PROBLEM REQUIREMENTS:
Please return every line of the material verbatim and skip any images.

DATA IN THIS EXERCISE:
╔══
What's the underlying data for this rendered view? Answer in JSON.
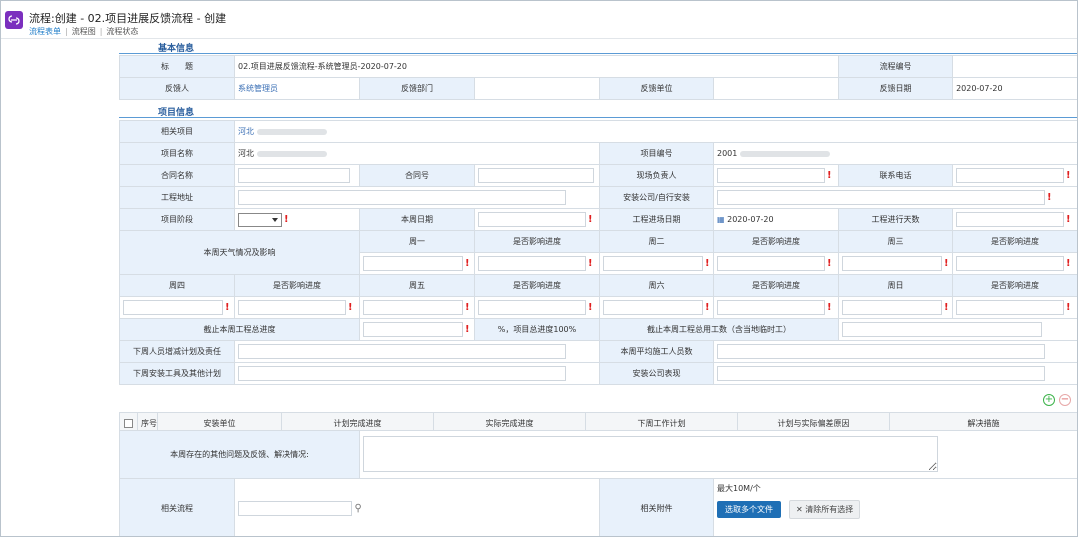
{
  "window": {
    "title": "流程:创建 - 02.项目进展反馈流程 - 创建",
    "subnav": [
      "流程表单",
      "流程图",
      "流程状态"
    ]
  },
  "sections": {
    "basic": "基本信息",
    "project": "项目信息"
  },
  "basic": {
    "title_label": "标　　题",
    "title_value": "02.项目进展反馈流程-系统管理员-2020-07-20",
    "flow_no_label": "流程编号",
    "reporter_label": "反馈人",
    "reporter_value": "系统管理员",
    "dept_label": "反馈部门",
    "unit_label": "反馈单位",
    "date_label": "反馈日期",
    "date_value": "2020-07-20"
  },
  "project": {
    "related_label": "相关项目",
    "related_value": "河北",
    "name_label": "项目名称",
    "name_value": "河北",
    "proj_no_label": "项目编号",
    "proj_no_value": "2001",
    "contract_name_label": "合同名称",
    "contract_no_label": "合同号",
    "site_lead_label": "现场负责人",
    "phone_label": "联系电话",
    "address_label": "工程地址",
    "install_label": "安装公司/自行安装",
    "stage_label": "项目阶段",
    "week_date_label": "本周日期",
    "entry_date_label": "工程进场日期",
    "entry_date_value": "2020-07-20",
    "days_label": "工程进行天数",
    "weather_label": "本周天气情况及影响",
    "mon": "周一",
    "tue": "周二",
    "wed": "周三",
    "thu": "周四",
    "fri": "周五",
    "sat": "周六",
    "sun": "周日",
    "affect": "是否影响进度",
    "progress_label": "截止本周工程总进度",
    "progress_hint": "%，项目总进度100%",
    "labor_label": "截止本周工程总用工数（含当地临时工）",
    "next_plan_label": "下周人员增减计划及责任",
    "avg_workers_label": "本周平均施工人员数",
    "next_tools_label": "下周安装工具及其他计划",
    "install_perf_label": "安装公司表现"
  },
  "detail_table": {
    "columns": [
      "序号",
      "安装单位",
      "计划完成进度",
      "实际完成进度",
      "下周工作计划",
      "计划与实际偏差原因",
      "解决措施"
    ],
    "add_icon": "+",
    "remove_icon": "−"
  },
  "issues": {
    "label": "本周存在的其他问题及反馈、解决情况:"
  },
  "footer": {
    "related_flow_label": "相关流程",
    "attach_label": "相关附件",
    "attach_limit": "最大10M/个",
    "select_files": "选取多个文件",
    "clear_all": "清除所有选择"
  },
  "colors": {
    "accent": "#1f6fb5",
    "label_bg": "#e8f1fb",
    "required": "#e02020",
    "logo": "#7b2fbe"
  }
}
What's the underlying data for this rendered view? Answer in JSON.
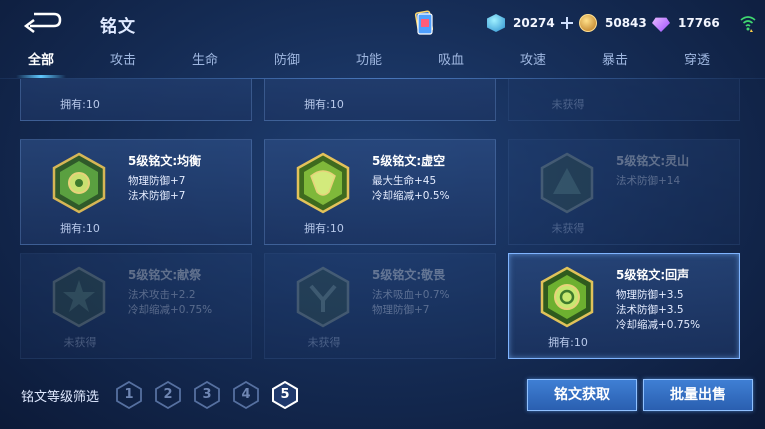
{
  "header": {
    "title": "铭文",
    "back_icon": "back-arrow-icon",
    "currencies": [
      {
        "name": "gem",
        "icon": "diamond-coupon-icon",
        "value": "20274",
        "color": "#3fb4e6"
      },
      {
        "name": "gold",
        "icon": "gold-coin-icon",
        "value": "50843",
        "color": "#d99a2b"
      },
      {
        "name": "crystal",
        "icon": "purple-crystal-icon",
        "value": "17766",
        "color": "#c07aff"
      }
    ]
  },
  "tabs": [
    {
      "label": "全部",
      "active": true
    },
    {
      "label": "攻击"
    },
    {
      "label": "生命"
    },
    {
      "label": "防御"
    },
    {
      "label": "功能"
    },
    {
      "label": "吸血"
    },
    {
      "label": "攻速"
    },
    {
      "label": "暴击"
    },
    {
      "label": "穿透"
    }
  ],
  "inscriptions": {
    "row0": [
      {
        "owned": "拥有:10"
      },
      {
        "owned": "拥有:10"
      },
      {
        "owned": "未获得"
      }
    ],
    "row1": [
      {
        "name": "5级铭文:均衡",
        "stats": [
          "物理防御+7",
          "法术防御+7"
        ],
        "owned": "拥有:10"
      },
      {
        "name": "5级铭文:虚空",
        "stats": [
          "最大生命+45",
          "冷却缩减+0.5%"
        ],
        "owned": "拥有:10"
      },
      {
        "name": "5级铭文:灵山",
        "stats": [
          "法术防御+14"
        ],
        "owned": "未获得"
      }
    ],
    "row2": [
      {
        "name": "5级铭文:献祭",
        "stats": [
          "法术攻击+2.2",
          "冷却缩减+0.75%"
        ],
        "owned": "未获得"
      },
      {
        "name": "5级铭文:敬畏",
        "stats": [
          "法术吸血+0.7%",
          "物理防御+7"
        ],
        "owned": "未获得"
      },
      {
        "name": "5级铭文:回声",
        "stats": [
          "物理防御+3.5",
          "法术防御+3.5",
          "冷却缩减+0.75%"
        ],
        "owned": "拥有:10"
      }
    ]
  },
  "filter": {
    "label": "铭文等级筛选",
    "levels": [
      "1",
      "2",
      "3",
      "4",
      "5"
    ],
    "selected": "5"
  },
  "buttons": {
    "obtain": "铭文获取",
    "sell": "批量出售"
  }
}
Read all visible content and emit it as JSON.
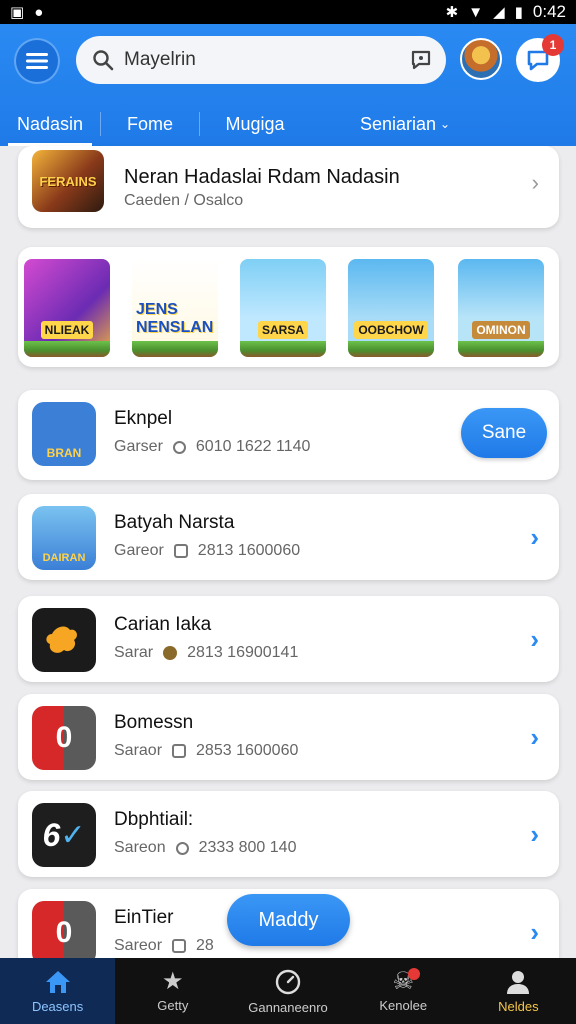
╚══
SOLUTION TO THIS PROBLEM:
What's the underlying data for this rendered view? Answer in JSON.
{
  "window": {
    "title": "流程:创建 - 02.项目进展反馈流程 - 创建",
    "subnav": [
      "流程表单",
      "流程图",
      "流程状态"
    ]
  },
  "sections": {
    "basic": "基本信息",
    "project": "项目信息"
  },
  "basic": {
    "title_label": "标　　题",
    "title_value": "02.项目进展反馈流程-系统管理员-2020-07-20",
    "flow_no_label": "流程编号",
    "reporter_label": "反馈人",
    "reporter_value": "系统管理员",
    "dept_label": "反馈部门",
    "unit_label": "反馈单位",
    "date_label": "反馈日期",
    "date_value": "2020-07-20"
  },
  "project": {
    "related_label": "相关项目",
    "related_value": "河北",
    "name_label": "项目名称",
    "name_value": "河北",
    "proj_no_label": "项目编号",
    "proj_no_value": "2001",
    "contract_name_label": "合同名称",
    "contract_no_label": "合同号",
    "site_lead_label": "现场负责人",
    "phone_label": "联系电话",
    "address_label": "工程地址",
    "install_label": "安装公司/自行安装",
    "stage_label": "项目阶段",
    "week_date_label": "本周日期",
    "entry_date_label": "工程进场日期",
    "entry_date_value": "2020-07-20",
    "days_label": "工程进行天数",
    "weather_label": "本周天气情况及影响",
    "mon": "周一",
    "tue": "周二",
    "wed": "周三",
    "thu": "周四",
    "fri": "周五",
    "sat": "周六",
    "sun": "周日",
    "affect": "是否影响进度",
    "progress_label": "截止本周工程总进度",
    "progress_hint": "%，项目总进度100%",
    "labor_label": "截止本周工程总用工数（含当地临时工）",
    "next_plan_label": "下周人员增减计划及责任",
    "avg_workers_label": "本周平均施工人员数",
    "next_tools_label": "下周安装工具及其他计划",
    "install_perf_label": "安装公司表现"
  },
  "detail_table": {
    "columns": [
      "序号",
      "安装单位",
      "计划完成进度",
      "实际完成进度",
      "下周工作计划",
      "计划与实际偏差原因",
      "解决措施"
    ],
    "add_icon": "+",
    "remove_icon": "−"
  },
  "issues": {
    "label": "本周存在的其他问题及反馈、解决情况:"
  },
  "footer": {
    "related_flow_label": "相关流程",
    "attach_label": "相关附件",
    "attach_limit": "最大10M/个",
    "select_files": "选取多个文件",
    "clear_all": "清除所有选择"
  },
  "colors": {
    "accent": "#1f6fb5",
    "label_bg": "#e8f1fb",
    "required": "#e02020",
    "logo": "#7b2fbe"
  }
}
What's the underlying data for this rendered view? Answer in JSON.
{
  "header": {
    "title": "铭文",
    "back_icon": "back-arrow-icon",
    "currencies": [
      {
        "name": "gem",
        "icon": "diamond-coupon-icon",
        "value": "20274",
        "color": "#3fb4e6"
      },
      {
        "name": "gold",
        "icon": "gold-coin-icon",
        "value": "50843",
        "color": "#d99a2b"
      },
      {
        "name": "crystal",
        "icon": "purple-crystal-icon",
        "value": "17766",
        "color": "#c07aff"
      }
    ]
  },
  "tabs": [
    {
      "label": "全部",
      "active": true
    },
    {
      "label": "攻击"
    },
    {
      "label": "生命"
    },
    {
      "label": "防御"
    },
    {
      "label": "功能"
    },
    {
      "label": "吸血"
    },
    {
      "label": "攻速"
    },
    {
      "label": "暴击"
    },
    {
      "label": "穿透"
    }
  ],
  "inscriptions": {
    "row0": [
      {
        "owned": "拥有:10"
      },
      {
        "owned": "拥有:10"
      },
      {
        "owned": "未获得"
      }
    ],
    "row1": [
      {
        "name": "5级铭文:均衡",
        "stats": [
          "物理防御+7",
          "法术防御+7"
        ],
        "owned": "拥有:10"
      },
      {
        "name": "5级铭文:虚空",
        "stats": [
          "最大生命+45",
          "冷却缩减+0.5%"
        ],
        "owned": "拥有:10"
      },
      {
        "name": "5级铭文:灵山",
        "stats": [
          "法术防御+14"
        ],
        "owned": "未获得"
      }
    ],
    "row2": [
      {
        "name": "5级铭文:献祭",
        "stats": [
          "法术攻击+2.2",
          "冷却缩减+0.75%"
        ],
        "owned": "未获得"
      },
      {
        "name": "5级铭文:敬畏",
        "stats": [
          "法术吸血+0.7%",
          "物理防御+7"
        ],
        "owned": "未获得"
      },
      {
        "name": "5级铭文:回声",
        "stats": [
          "物理防御+3.5",
          "法术防御+3.5",
          "冷却缩减+0.75%"
        ],
        "owned": "拥有:10"
      }
    ]
  },
  "filter": {
    "label": "铭文等级筛选",
    "levels": [
      "1",
      "2",
      "3",
      "4",
      "5"
    ],
    "selected": "5"
  },
  "buttons": {
    "obtain": "铭文获取",
    "sell": "批量出售"
  }
}
Read all visible content and emit it as JSON.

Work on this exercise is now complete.